Parts of Golden Bay are coastal, stunning and warm in summer and lined by holiday homes. Then as you head inland you reach alpine valleys and high altitude peaks, as the Southern Alps stretch out towards the North Island and the Tasman Sea. This is the domain of the Heaphy Track, one of our Great Walks. If you’re not a hiker things to include on your must-do list include a hearty meal at local watering hole the Mussel Inn, a short walk to some of the clearest freshwater springs in the world Te Waikoropupu Springs and a sunbathing sesh on the golden sands of Pohara Beach. Lastly walkers and wildlife lovers should head for a drive up to to Wharariki Beach and the northernmost point of the South Island, Cape Farewell before heading out onto the ever-growing sandbar and wildlife reserve that is Farewell Spit.

The Catlins Coast
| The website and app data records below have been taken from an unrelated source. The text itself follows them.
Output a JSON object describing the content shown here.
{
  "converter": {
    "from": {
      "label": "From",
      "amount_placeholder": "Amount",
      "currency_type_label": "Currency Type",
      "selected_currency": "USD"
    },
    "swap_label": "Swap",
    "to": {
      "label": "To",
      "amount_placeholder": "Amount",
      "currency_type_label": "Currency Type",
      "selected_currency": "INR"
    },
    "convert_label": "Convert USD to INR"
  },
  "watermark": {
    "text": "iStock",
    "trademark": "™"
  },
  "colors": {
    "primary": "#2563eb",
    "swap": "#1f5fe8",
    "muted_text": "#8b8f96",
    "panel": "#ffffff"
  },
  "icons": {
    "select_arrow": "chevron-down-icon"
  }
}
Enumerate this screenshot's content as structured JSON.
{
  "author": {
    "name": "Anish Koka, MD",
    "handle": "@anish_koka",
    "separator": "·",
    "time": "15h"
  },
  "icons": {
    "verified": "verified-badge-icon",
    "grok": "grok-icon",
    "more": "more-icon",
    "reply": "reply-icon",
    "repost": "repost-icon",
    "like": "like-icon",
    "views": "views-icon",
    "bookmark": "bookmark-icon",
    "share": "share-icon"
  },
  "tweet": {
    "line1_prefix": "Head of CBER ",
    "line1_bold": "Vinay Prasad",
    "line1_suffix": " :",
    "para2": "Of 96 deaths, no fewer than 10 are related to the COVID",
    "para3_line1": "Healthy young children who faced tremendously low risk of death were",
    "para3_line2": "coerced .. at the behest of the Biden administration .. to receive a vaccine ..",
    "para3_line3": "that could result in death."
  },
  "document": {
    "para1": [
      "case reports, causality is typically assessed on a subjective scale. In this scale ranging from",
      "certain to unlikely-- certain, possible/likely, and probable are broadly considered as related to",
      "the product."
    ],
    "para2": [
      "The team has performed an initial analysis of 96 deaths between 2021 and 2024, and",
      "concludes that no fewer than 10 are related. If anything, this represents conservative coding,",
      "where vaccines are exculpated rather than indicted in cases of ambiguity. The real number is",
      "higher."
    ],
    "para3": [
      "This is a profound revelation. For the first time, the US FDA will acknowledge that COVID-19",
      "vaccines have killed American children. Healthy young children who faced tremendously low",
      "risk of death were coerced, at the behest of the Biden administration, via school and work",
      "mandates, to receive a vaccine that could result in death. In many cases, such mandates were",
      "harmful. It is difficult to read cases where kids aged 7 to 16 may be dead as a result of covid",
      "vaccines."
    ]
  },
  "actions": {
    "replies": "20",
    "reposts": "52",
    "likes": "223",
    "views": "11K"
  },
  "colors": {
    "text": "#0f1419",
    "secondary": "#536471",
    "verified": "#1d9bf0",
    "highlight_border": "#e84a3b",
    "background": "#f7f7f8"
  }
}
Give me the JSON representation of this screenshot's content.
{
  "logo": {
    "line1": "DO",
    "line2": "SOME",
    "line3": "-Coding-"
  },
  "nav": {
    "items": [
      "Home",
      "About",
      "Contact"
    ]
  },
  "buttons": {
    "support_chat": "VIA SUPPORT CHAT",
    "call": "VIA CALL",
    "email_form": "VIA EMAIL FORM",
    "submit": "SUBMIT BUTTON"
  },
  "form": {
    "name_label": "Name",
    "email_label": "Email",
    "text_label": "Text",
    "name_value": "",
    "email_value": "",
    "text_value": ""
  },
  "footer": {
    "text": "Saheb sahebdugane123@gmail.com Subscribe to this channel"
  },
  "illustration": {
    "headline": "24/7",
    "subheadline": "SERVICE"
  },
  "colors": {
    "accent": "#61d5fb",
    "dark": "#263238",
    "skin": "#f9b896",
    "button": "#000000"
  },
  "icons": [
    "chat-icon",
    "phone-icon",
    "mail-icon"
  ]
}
Down at the other extremity of the South Island to the east of Invercargill is a tucked away region called the Catlins Coast. It’s one of my favourite hidden treasures in New Zealand!
One of the first places you’ll reach in the Catlins if you drive the coast from Invercargill up towards Dunedin is a windswept promontory called Slope Point. The trees have been bent to almost touch the ground by the sometimes harsh weather conditions. Contrary to popular belief this is actually the southernmost part of the South Island, just slightly south of bluff. As you head along the coast of this sleepy nostalgic region you’re progressively treated to more and more landscape eye candy. From Macleans Falls to sandy bays to rocky points and the Cathedral Caves. Lastly amongst all this natural beauty is the ever present wildlife- fur seals, sea lions, yellow eyed penguins and the odd dolphin. Porpoise Bay and Curio Bay with its petrified forest are aptly named. What more could you ask for!


So there you have it, 5 underrated destinations to include in your plans for the weekend, put on your New Zealand itinerary, or add to your bucket list.